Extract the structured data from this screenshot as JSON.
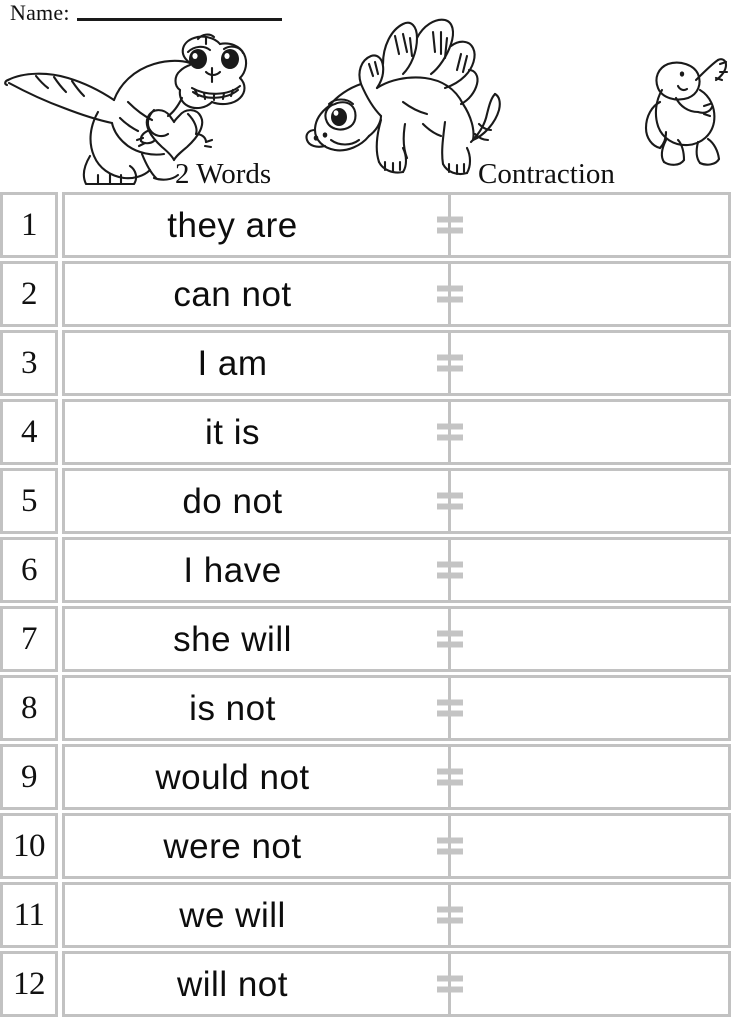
{
  "worksheet": {
    "name_label": "Name:",
    "name_value": "",
    "columns": {
      "left_heading": "2 Words",
      "right_heading": "Contraction"
    },
    "equals_symbol": "=",
    "border_color": "#c2c2c2",
    "text_color": "#111111",
    "rows": [
      {
        "number": "1",
        "words": "they are",
        "contraction": ""
      },
      {
        "number": "2",
        "words": "can not",
        "contraction": ""
      },
      {
        "number": "3",
        "words": "I am",
        "contraction": ""
      },
      {
        "number": "4",
        "words": "it is",
        "contraction": ""
      },
      {
        "number": "5",
        "words": "do not",
        "contraction": ""
      },
      {
        "number": "6",
        "words": "I have",
        "contraction": ""
      },
      {
        "number": "7",
        "words": "she will",
        "contraction": ""
      },
      {
        "number": "8",
        "words": "is not",
        "contraction": ""
      },
      {
        "number": "9",
        "words": "would not",
        "contraction": ""
      },
      {
        "number": "10",
        "words": "were not",
        "contraction": ""
      },
      {
        "number": "11",
        "words": "we will",
        "contraction": ""
      },
      {
        "number": "12",
        "words": "will not",
        "contraction": ""
      }
    ],
    "illustrations": [
      {
        "name": "tyrannosaurus-holding-heart"
      },
      {
        "name": "stegosaurus"
      },
      {
        "name": "baby-dinosaur-waving"
      }
    ]
  }
}
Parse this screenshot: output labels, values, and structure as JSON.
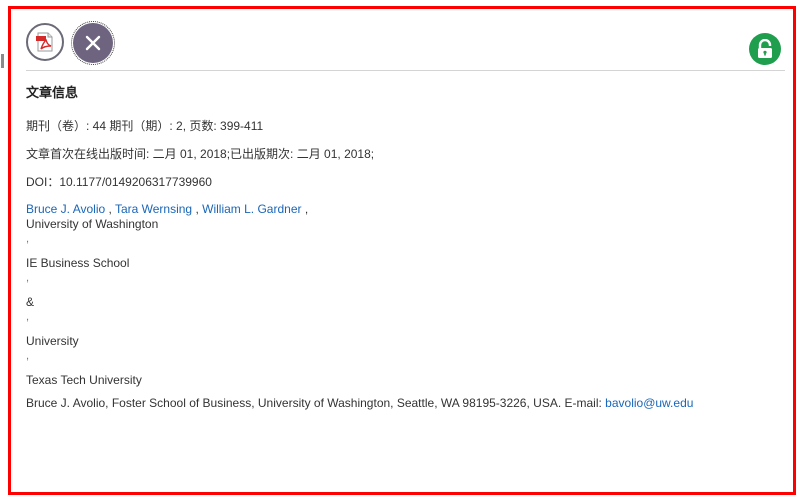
{
  "toolbar": {
    "pdf_icon": "pdf-icon",
    "close_icon": "close-icon",
    "open_access_icon": "unlocked-padlock-icon",
    "colors": {
      "close_bg": "#6e6480",
      "lock_bg": "#1f9e4e",
      "frame": "#ff0000"
    }
  },
  "article": {
    "section_title": "文章信息",
    "volume_issue": "期刊（卷）: 44 期刊（期）: 2, 页数: 399-411",
    "online_date": "文章首次在线出版时间: 二月 01, 2018;已出版期次:  二月 01, 2018;",
    "doi": "DOI：10.1177/0149206317739960",
    "authors": [
      {
        "name": "Bruce J. Avolio",
        "sep": " , "
      },
      {
        "name": "Tara Wernsing",
        "sep": " , "
      },
      {
        "name": "William L. Gardner",
        "sep": " ,"
      }
    ],
    "affiliations": [
      {
        "text": "University of Washington",
        "comma": ","
      },
      {
        "text": "IE Business School",
        "comma": ","
      },
      {
        "text": "&",
        "comma": ","
      },
      {
        "text": "University",
        "comma": ","
      },
      {
        "text": "Texas Tech University",
        "comma": ""
      }
    ],
    "contact_prefix": "Bruce J. Avolio, Foster School of Business, University of Washington, Seattle, WA 98195-3226, USA. E-mail: ",
    "contact_email": "bavolio@uw.edu",
    "link_color": "#1a66b8"
  }
}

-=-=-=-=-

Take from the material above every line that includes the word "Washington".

• _SOLUTION TO THIS TASK_:
        "text": "University of Washington",
    "contact_prefix": "Bruce J. Avolio, Foster School of Business, University of Washington, Seattle, WA 98195-3226, USA. E-mail: ",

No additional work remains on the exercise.